The hills of Big Sur eventually give way, near San Simeon, to a gentler but still scenic coastline of broad, sandy bays and rocky inlets. At Point Piedras Blancas, tourists brave the often bitterly cold wind to photograph massive elephant seals that haul themselves up onto the beach to sunbathe.

San Simeon is a modest little town that would hardly warrant a mention but for one thing: the wondrously over-the-top castle built on a commanding hilltop for newspaper magnate William Randolph Hearst, the man whose ambition and ruthlessness inspired Orson Welles' great 1940 film Citizen Kane.

Built over several decades in ornate Spanish Revival style and crammed full of priceless antiquities and works of art collected from all over the world, Hearst Castle is a monument to excess and eclecticism. The castle is so big - 56 bedrooms, 61 bathrooms, 19 sitting rooms - that no single tour can take it all in; instead, there's a choice of six.

From here to LA, about 370km away, Highway 1 is busier and less scenic but still pleasant, passing through a succession of beachside towns and the attractive university town of San Luis Obispo, centre of a thriving wine region.

The last point of interest before reaching LA is Malibu, where celebrity spotters can scan the beachfront sidewalks for a glimpse of the Hollywood stars and rock gods who live there.

For those with a taste for the road less travelled, an appealing alternative to the San Francisco-LA route is the section of Highway 1 north of San Francisco. It's quieter and less typically Californian but the scenery is every bit as spectacular, with a wild, brooding quality all its own.

The road parts company with Highway 101, one of California's major north-south arteries, soon after crossing the Golden Gate. From here the One sets a gentle pace, winding through the redwood forests of Marin County before emerging on a wild, dramatic coast where every bend reveals a view more arresting than the last.

The road is often narrow and winding, hugging the edge of dramatic cliffs and skirting deep, rocky coves where massive beds of kelp swirl in the surf. Occasionally, the highway ducks inland, passing through rolling farmland and picturesque meadows.

The few little towns along the way - Olema, Valley Ford, Gualala, Bodega Bay (the setting for Alfred Hitchcock's 1963 thriller The Birds) - are charming and untainted by tourism.

At tiny Point Arena, you can admire what must surely be one of the most exquisitely restored art-deco cinemas in the world.

Quite apart from all its other virtues, Highway 1 is an agreeable way for New Zealanders to ease themselves into driving in America.

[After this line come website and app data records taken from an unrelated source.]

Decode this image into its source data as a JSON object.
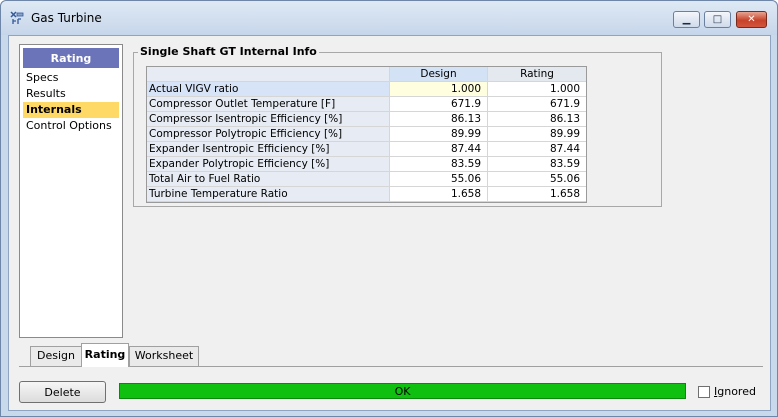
{
  "window": {
    "title": "Gas Turbine",
    "controls": {
      "minimize": "▁",
      "maximize": "□",
      "close": "✕"
    }
  },
  "nav": {
    "header": "Rating",
    "items": [
      {
        "label": "Specs",
        "selected": false
      },
      {
        "label": "Results",
        "selected": false
      },
      {
        "label": "Internals",
        "selected": true
      },
      {
        "label": "Control Options",
        "selected": false
      }
    ]
  },
  "group": {
    "title": "Single Shaft GT Internal Info",
    "columns": [
      "",
      "Design",
      "Rating"
    ],
    "rows": [
      {
        "name": "Actual VIGV ratio",
        "design": "1.000",
        "rating": "1.000"
      },
      {
        "name": "Compressor Outlet Temperature [F]",
        "design": "671.9",
        "rating": "671.9"
      },
      {
        "name": "Compressor Isentropic Efficiency [%]",
        "design": "86.13",
        "rating": "86.13"
      },
      {
        "name": "Compressor Polytropic Efficiency [%]",
        "design": "89.99",
        "rating": "89.99"
      },
      {
        "name": "Expander Isentropic Efficiency [%]",
        "design": "87.44",
        "rating": "87.44"
      },
      {
        "name": "Expander Polytropic Efficiency [%]",
        "design": "83.59",
        "rating": "83.59"
      },
      {
        "name": "Total Air to Fuel Ratio",
        "design": "55.06",
        "rating": "55.06"
      },
      {
        "name": "Turbine Temperature Ratio",
        "design": "1.658",
        "rating": "1.658"
      }
    ]
  },
  "tabs": [
    {
      "label": "Design",
      "active": false
    },
    {
      "label": "Rating",
      "active": true
    },
    {
      "label": "Worksheet",
      "active": false
    }
  ],
  "bottom": {
    "delete_label": "Delete",
    "status_text": "OK",
    "status_color": "#10c010",
    "ignored_first": "I",
    "ignored_rest": "gnored",
    "ignored_checked": false
  },
  "colors": {
    "nav_header": "#6b74b9",
    "nav_selected": "#ffd966",
    "status_ok": "#10c010"
  }
}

Driving the One is pretty much like driving at home; the biggest risk is that you'll be so hypnotised by the scenery you'll forget which side of the road you're supposed to be on.

Fairfax Media